Right here, this is the first hotel in Hawaii. The pioneer hotel, pioneer theater it`s completely gone. Right over here was the library. It`s just

now a stone shell of scorched blocks around front street there, Fleetwood, Mick Fleetwood of -- of the band Fleetwood Mac. His place is gutted out

with flames. It`s just unrecognizable. One of the most charming beloved port cities anywhere in the world is just scorched like a bomb went off.


WIRE: 10 second trivia. Accra is the capital city of what African nation?

Angola, Ghana, Botswana or Rwanda?

Answer is going to be Ghana, located in Western Africa, translating to warrior king. Let`s travel to Ghana now to meet one of our CNN heroes.

After watching many family members and neighbors struggle with access to basic healthcare, they decided to make it their life`s mission to bring

medical care to remote communities in Ghana, through his doctor`s office on wheels. Now, their hope health man has served more than 4,000 people in the



OSEI BOATENG, CNN HERO: In Ghana, many people don`t have access to healthcare. We`ve designed the van like a clinic when we are traveling,

especially in long distances. There`s a lot of potholes. There have been a lot of times where our car got stuck in the mud. This is our daily


Sometimes because of the poor network, we can get home as late as 12:00 a.m. We bring healthcare to the doorstep of rural and unserved communities

in Ghana.

I grew up in a very small community in Ghana. We grew up where people had to walk several miles to go to the nearest hospital, which is located in

the urban areas.

There were a lot of people who lost the lives due to diseases that could have been easily prevented or at a bare minimum managed. Early screenings

wasn`t an option for us. I lost my grandmother and my auntie. My grandmother was a very big part of my life. It was very hard when we lost

her and it was due to something that could have been easily prevented. That is the painful part.

This is my family. And I said that once I come of age, I`m going to ensure that people have access to healthcare. I took my education very seriously.

So in 2016, I got in a scholarship to study at Cornell and really learned about how diseases affected the human body.

I realized that these people don`t have the luxury of time. The food that they put on the table is determined by what they sell in the market. If I

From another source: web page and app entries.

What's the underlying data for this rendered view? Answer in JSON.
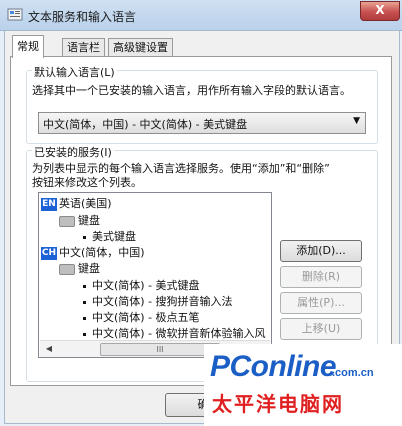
{
  "window": {
    "title": "文本服务和输入语言",
    "close_glyph": "X"
  },
  "tabs": [
    {
      "label": "常规"
    },
    {
      "label": "语言栏"
    },
    {
      "label": "高级键设置"
    }
  ],
  "default_input": {
    "group_label": "默认输入语言(L)",
    "description": "选择其中一个已安装的输入语言，用作所有输入字段的默认语言。",
    "selected": "中文(简体，中国) - 中文(简体) - 美式键盘"
  },
  "installed": {
    "group_label": "已安装的服务(I)",
    "description_line1": "为列表中显示的每个输入语言选择服务。使用“添加”和“删除”",
    "description_line2": "按钮来修改这个列表。",
    "tree": [
      {
        "badge": "EN",
        "label": "英语(美国)"
      },
      {
        "label": "键盘"
      },
      {
        "label": "美式键盘"
      },
      {
        "badge": "CH",
        "label": "中文(简体，中国)"
      },
      {
        "label": "键盘"
      },
      {
        "label": "中文(简体) - 美式键盘"
      },
      {
        "label": "中文(简体) - 搜狗拼音输入法"
      },
      {
        "label": "中文(简体) - 极点五笔"
      },
      {
        "label": "中文(简体) - 微软拼音新体验输入风"
      }
    ],
    "scroll_thumb_grip": "III"
  },
  "buttons": {
    "add": "添加(D)...",
    "remove": "删除(R)",
    "properties": "属性(P)...",
    "move_up": "上移(U)",
    "ok_partial": "确"
  },
  "watermark": {
    "brand": "PConline",
    "suffix": ".com.cn",
    "cn_name": "太平洋电脑网"
  }
}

tell them to go to the hospital, there was no way they`re going to go.

Thank you so much for coming. It`s going to be a long day.

So then, I had to think like, how do I bring healthcare to them? And that was the birth of the mobile health van. So, we just arrived at one of the

rural communities that we`ve been working with. Currently, we are setting up our PPEs, disinfected, taking out our diagnostics and also medications.

(Through translator) As you are all aware we came here from time to time for this health outreach.

90 to 95% everyone that comes through has one health issue or the other. And the first person they meet is our operation director, so he will

collect the demographics like name, age. And then the person will move on to the nurse. The nurse will collect the vitals. And once the nurse is

done, the patient will move onto the doctor.

We`ve been to communities where they haven`t seen a doctor before. Literally, they haven`t been to the hospital before. Seeing how the moms,

the fathers, the grandmothers, the children are really excited and really grateful. Words cannot describe the feeling that you get providing care for

someone who otherwise wouldn`t be alive if your mobile health van wasn`t there.


WIRE: And today`s story, getting a 10 out of 10, a story that made some zoo goers bubble with laughter rub, dub, dub. That`s a huge bear in that

tub. meat fin, a 450-pound black bear swimming around in all sorts of suds at a zoo in Knoxville, Tennessee getting so fresh and so clean, clean. It`s

actually a small pond that was being cleaned with soap one day. And when they filled it up, there were bubbles galore and honey fin jumped right, in

loving it. Very cute.

Now onto my favorite part of the day, I want to give a special shout out to Summit Academy, North Middle School in Romulus, Michigan, we see you. Today

is August 15th, it`s National Relaxation Day, so smell the flowers and cool a soup, shoot. Maybe even go take a bubble bath. I`m Coy Wire. And we are

CNN 10.